A: The transition at first was tough; going from college soccer to Celtic was a massive jump and I think I found out quickly how much I needed to improve. After a quick three months (playing for the Charlotte Independence of the USL), I knew that I was ready to really make a push at Celtic. So, when I went back for preseason I felt I was at the level of the players within the camp. Work permit issues didn’t allow me to stay, but then I made a loan move to MLS and felt that I would be able to thrive in this league and have been confident ever since I made my loan move to FC Cincinnati.
The one thing I will say that is different in Europe than the USA is the expectation of playing at a certain level. Every training session at Celtic I was very nervous to make a mistake because at any given day I could be dropped to the second team, and I know there were 25 players down there waiting for someone to slip up and for them to get their chance….you do not get that feeling when you play in the MLS.

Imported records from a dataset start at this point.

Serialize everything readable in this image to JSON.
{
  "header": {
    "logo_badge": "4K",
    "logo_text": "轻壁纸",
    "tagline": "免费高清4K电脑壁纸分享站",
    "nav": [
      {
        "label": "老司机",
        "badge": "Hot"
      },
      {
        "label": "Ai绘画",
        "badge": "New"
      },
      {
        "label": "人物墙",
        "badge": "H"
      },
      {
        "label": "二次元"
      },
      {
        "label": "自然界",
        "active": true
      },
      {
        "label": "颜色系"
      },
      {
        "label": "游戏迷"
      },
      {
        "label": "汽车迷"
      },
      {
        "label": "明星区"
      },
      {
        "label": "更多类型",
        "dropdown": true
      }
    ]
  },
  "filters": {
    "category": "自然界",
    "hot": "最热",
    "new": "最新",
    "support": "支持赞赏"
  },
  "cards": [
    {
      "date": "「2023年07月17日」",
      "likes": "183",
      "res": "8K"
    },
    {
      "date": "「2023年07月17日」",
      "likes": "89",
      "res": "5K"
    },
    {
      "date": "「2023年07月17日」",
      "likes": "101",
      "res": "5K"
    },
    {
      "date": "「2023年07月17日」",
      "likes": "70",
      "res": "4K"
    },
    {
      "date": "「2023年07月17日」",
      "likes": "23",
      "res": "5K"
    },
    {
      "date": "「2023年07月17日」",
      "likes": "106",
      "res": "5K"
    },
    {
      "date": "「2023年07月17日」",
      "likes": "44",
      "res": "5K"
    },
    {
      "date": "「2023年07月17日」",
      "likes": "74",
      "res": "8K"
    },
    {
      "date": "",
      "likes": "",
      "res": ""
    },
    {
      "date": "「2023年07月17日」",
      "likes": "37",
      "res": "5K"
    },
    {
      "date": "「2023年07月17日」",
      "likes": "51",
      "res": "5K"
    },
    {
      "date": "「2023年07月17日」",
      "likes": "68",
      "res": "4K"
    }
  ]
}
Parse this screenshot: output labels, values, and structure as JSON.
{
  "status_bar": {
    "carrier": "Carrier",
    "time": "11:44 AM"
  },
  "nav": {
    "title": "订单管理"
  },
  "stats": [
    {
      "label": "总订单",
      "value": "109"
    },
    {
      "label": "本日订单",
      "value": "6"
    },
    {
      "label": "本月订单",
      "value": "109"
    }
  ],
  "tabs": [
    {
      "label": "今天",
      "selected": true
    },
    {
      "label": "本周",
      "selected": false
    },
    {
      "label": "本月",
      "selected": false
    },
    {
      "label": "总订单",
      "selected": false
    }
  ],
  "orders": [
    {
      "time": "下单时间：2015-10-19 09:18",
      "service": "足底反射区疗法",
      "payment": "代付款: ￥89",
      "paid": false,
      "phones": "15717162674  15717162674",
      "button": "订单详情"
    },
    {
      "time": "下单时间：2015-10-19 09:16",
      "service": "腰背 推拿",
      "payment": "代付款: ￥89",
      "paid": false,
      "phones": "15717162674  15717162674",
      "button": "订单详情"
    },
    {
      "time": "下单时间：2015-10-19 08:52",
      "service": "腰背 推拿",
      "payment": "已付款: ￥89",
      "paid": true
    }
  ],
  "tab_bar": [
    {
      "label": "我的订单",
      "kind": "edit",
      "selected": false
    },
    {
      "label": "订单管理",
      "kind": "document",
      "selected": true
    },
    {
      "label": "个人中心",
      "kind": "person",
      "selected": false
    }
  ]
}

Q: The coronavirus pandemic has obviously taken a toll on sports, including soccer. How have you navigated all the uncertainty?
A: The pandemic has been tough for everyone and I think everyone handles it differently. I focused on maintaining my high level of fitness, but I also used the time to re-enroll in school and work on completing my business degree at Kelley.”
Q: It’s no secret that Coach Yeagley and IU’s staff are some of the best at preparing players for pro soccer. Is there anything (coaching, lessons, skills etc.) that has still stuck with you from IU’s coaching staff?
A: I think the one thing that stuck with me was (Yeagley) telling me, “Gutty, you got away with it here, but at the next level you won’t be able to.” What he was talking about was me trying certain things that I probably shouldn’t have been doing. I made one of those mistakes in the MLS and we got punished for a goal, and immediately I thought of (Yeagley) making that comment. I’m still young and will make mistakes, but I’m glad (Yeagley) was so hard on me for always making the correct play, regardless if I could get away with doing something else.
Q: You had one of the most accomplished careers at IU — a MAC Hermann Trophy, a Big Ten Double, back-to-back College Cups and much more. What are some things you’re most proud of from your time in Bloomington?
A: Yeah, I think there are a lot of things I’m proud of that I accomplished at IU. I think what I am most proud of was deciding to come back for my senior season and being the leader of a team that won the double, went 8-0 in the Big Ten and made a College Cup appearance. (Senior) year was the first time I was ever able to be a leader of a team, and I am very proud of how I handled it and I am proud of how productive we were. I have a great sense of pride that I was able to be the rock on the best team in the country and have guys constantly look to me for advice or to back them up… it’s a year I’ll never forget.
And to top it all off… winning the MAC Hermann at the end of the year was crazy. It was one of the most emotional nights of my life. I remember after I won it I was sitting down with my dad and we just were talking about my path to that moment. From thinking in eighth grade that I wanted to be a baseball player all the way to winning that award. A few days later I was on a flight to Europe to sign my first professional contract… I would’ve never in a million years guessed this would happen to me, but it just was all the hard work and dedication to the sport that catapulted me into the life I have now.
Q: Have you been able to stay in touch with some of your former IU teammates? You’ve been able to play against a few of them, what’s that experience like going from teammate to opponent?
A: Yeah, I keep in touch with a lot of the guys. I was able to play against (Rece Buckmaster) and we actually swapped jerseys after the game. In the off-season, a few of us went on a holiday down in Florida together, which was a great time to catch up and have a good laugh again like we used to every day in college. I try to keep up with how everyone is doing at their teams, but it’s sometimes hard to do. Whenever I can make an effort to see my boys I always go for it.